**Records shown**
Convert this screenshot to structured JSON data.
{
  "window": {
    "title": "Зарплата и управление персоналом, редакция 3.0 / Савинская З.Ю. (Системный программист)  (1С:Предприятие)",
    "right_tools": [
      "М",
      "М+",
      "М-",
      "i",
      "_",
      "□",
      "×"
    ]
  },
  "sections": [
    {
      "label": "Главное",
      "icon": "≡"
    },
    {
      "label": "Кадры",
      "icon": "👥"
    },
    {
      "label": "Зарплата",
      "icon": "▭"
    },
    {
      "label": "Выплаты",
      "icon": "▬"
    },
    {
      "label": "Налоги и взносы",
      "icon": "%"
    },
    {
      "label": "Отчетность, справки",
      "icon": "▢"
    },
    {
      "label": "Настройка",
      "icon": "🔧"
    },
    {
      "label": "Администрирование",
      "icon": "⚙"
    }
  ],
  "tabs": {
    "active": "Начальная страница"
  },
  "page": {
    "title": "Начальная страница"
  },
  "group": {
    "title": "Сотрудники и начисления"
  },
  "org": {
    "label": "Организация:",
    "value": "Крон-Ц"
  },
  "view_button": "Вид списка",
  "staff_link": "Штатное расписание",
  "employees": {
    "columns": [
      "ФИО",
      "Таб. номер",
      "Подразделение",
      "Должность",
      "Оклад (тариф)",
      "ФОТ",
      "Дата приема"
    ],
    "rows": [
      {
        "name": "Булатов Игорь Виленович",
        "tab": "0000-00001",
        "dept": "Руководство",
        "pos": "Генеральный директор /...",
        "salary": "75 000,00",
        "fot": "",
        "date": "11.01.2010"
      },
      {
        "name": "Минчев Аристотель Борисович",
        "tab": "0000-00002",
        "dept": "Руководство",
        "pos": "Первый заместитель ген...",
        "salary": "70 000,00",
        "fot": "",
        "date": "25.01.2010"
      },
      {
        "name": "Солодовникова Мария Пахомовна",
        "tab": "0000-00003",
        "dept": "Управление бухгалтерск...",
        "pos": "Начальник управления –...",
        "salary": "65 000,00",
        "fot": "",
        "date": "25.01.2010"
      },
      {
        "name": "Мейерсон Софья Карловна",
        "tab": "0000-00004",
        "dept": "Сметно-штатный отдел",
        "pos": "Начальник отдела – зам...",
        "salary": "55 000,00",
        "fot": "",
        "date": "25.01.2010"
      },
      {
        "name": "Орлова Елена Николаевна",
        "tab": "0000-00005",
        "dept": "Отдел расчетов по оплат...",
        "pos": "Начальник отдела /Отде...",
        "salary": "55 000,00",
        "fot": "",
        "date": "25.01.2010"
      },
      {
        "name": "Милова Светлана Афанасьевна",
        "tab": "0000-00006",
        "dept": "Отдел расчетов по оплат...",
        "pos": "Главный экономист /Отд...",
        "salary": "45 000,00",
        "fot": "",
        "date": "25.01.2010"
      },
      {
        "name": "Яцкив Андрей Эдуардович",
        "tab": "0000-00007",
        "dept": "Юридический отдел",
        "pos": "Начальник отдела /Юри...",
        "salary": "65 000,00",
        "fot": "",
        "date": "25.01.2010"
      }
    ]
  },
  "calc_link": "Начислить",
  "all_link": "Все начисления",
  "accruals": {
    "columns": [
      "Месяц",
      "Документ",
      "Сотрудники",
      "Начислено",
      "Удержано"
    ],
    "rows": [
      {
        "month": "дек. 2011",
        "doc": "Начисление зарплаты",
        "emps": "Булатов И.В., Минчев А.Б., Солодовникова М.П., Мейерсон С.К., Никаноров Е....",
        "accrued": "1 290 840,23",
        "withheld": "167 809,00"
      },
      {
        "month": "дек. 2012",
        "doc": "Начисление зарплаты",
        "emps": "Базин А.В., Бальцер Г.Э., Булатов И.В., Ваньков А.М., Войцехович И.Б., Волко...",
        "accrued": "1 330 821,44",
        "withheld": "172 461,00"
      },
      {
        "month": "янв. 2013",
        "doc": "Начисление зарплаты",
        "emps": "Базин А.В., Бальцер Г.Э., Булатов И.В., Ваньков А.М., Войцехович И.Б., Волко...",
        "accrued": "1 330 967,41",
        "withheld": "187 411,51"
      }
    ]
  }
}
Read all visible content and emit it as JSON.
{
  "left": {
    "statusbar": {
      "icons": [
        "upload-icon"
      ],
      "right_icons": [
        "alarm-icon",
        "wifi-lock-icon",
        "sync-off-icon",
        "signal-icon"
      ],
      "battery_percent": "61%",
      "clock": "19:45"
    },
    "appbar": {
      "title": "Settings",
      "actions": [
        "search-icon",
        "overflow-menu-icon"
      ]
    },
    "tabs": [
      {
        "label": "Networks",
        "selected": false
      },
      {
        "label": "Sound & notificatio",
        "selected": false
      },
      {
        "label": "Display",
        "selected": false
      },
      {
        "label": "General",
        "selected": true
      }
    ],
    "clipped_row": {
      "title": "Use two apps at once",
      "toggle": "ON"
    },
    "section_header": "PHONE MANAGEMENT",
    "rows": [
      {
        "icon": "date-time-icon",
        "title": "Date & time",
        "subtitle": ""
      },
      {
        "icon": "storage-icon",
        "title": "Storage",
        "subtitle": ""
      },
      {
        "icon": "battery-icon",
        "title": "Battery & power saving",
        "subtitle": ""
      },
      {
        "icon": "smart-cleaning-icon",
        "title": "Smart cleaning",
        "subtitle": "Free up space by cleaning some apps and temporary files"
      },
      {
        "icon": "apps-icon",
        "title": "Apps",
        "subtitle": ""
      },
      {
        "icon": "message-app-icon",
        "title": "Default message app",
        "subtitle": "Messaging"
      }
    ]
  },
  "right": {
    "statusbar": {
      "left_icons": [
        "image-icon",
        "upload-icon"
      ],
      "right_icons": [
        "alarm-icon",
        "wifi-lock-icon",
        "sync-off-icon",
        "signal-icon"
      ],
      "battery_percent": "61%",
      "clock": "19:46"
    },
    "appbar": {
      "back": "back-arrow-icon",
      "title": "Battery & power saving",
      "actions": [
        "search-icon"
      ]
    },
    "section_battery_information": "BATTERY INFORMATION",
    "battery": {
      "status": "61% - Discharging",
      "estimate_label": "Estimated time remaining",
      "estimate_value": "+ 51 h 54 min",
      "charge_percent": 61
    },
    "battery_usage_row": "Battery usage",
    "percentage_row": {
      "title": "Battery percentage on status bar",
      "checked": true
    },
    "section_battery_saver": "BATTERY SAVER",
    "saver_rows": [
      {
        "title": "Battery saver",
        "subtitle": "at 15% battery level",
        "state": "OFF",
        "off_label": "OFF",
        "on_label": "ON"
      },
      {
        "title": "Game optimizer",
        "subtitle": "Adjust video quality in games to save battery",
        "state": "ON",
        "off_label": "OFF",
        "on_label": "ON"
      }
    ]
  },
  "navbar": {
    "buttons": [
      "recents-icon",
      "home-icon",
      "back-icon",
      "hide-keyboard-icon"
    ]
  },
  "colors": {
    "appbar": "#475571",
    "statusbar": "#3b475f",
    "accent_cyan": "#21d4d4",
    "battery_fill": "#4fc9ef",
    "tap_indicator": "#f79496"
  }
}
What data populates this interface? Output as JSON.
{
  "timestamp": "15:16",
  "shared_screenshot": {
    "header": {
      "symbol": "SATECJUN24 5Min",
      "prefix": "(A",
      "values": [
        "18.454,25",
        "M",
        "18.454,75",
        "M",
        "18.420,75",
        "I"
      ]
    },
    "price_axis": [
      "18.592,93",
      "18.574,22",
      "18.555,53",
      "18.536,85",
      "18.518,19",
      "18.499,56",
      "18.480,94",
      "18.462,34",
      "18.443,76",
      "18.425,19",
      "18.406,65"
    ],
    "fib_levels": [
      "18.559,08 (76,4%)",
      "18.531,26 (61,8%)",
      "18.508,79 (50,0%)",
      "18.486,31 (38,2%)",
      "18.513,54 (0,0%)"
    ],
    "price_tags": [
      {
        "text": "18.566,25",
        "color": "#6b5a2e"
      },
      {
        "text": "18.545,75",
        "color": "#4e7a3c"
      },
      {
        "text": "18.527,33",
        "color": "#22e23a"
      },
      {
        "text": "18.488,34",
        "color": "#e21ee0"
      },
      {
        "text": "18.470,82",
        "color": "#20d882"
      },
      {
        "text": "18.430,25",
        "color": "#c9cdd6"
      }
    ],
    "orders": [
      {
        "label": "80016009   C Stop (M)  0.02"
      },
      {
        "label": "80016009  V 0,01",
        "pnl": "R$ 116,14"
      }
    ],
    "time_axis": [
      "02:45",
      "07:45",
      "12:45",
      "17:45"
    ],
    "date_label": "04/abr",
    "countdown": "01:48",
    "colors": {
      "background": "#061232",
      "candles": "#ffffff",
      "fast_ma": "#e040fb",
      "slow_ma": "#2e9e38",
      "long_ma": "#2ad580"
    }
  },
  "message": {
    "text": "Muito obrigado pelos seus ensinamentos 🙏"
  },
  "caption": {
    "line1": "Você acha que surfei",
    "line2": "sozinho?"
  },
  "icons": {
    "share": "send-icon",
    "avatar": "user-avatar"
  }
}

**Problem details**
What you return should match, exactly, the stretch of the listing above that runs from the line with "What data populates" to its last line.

**Answer to this task**
What data populates this interface? Output as JSON.
{
  "timestamp": "15:16",
  "shared_screenshot": {
    "header": {
      "symbol": "SATECJUN24 5Min",
      "prefix": "(A",
      "values": [
        "18.454,25",
        "M",
        "18.454,75",
        "M",
        "18.420,75",
        "I"
      ]
    },
    "price_axis": [
      "18.592,93",
      "18.574,22",
      "18.555,53",
      "18.536,85",
      "18.518,19",
      "18.499,56",
      "18.480,94",
      "18.462,34",
      "18.443,76",
      "18.425,19",
      "18.406,65"
    ],
    "fib_levels": [
      "18.559,08 (76,4%)",
      "18.531,26 (61,8%)",
      "18.508,79 (50,0%)",
      "18.486,31 (38,2%)",
      "18.513,54 (0,0%)"
    ],
    "price_tags": [
      {
        "text": "18.566,25",
        "color": "#6b5a2e"
      },
      {
        "text": "18.545,75",
        "color": "#4e7a3c"
      },
      {
        "text": "18.527,33",
        "color": "#22e23a"
      },
      {
        "text": "18.488,34",
        "color": "#e21ee0"
      },
      {
        "text": "18.470,82",
        "color": "#20d882"
      },
      {
        "text": "18.430,25",
        "color": "#c9cdd6"
      }
    ],
    "orders": [
      {
        "label": "80016009   C Stop (M)  0.02"
      },
      {
        "label": "80016009  V 0,01",
        "pnl": "R$ 116,14"
      }
    ],
    "time_axis": [
      "02:45",
      "07:45",
      "12:45",
      "17:45"
    ],
    "date_label": "04/abr",
    "countdown": "01:48",
    "colors": {
      "background": "#061232",
      "candles": "#ffffff",
      "fast_ma": "#e040fb",
      "slow_ma": "#2e9e38",
      "long_ma": "#2ad580"
    }
  },
  "message": {
    "text": "Muito obrigado pelos seus ensinamentos 🙏"
  },
  "caption": {
    "line1": "Você acha que surfei",
    "line2": "sozinho?"
  },
  "icons": {
    "share": "send-icon",
    "avatar": "user-avatar"
  }
}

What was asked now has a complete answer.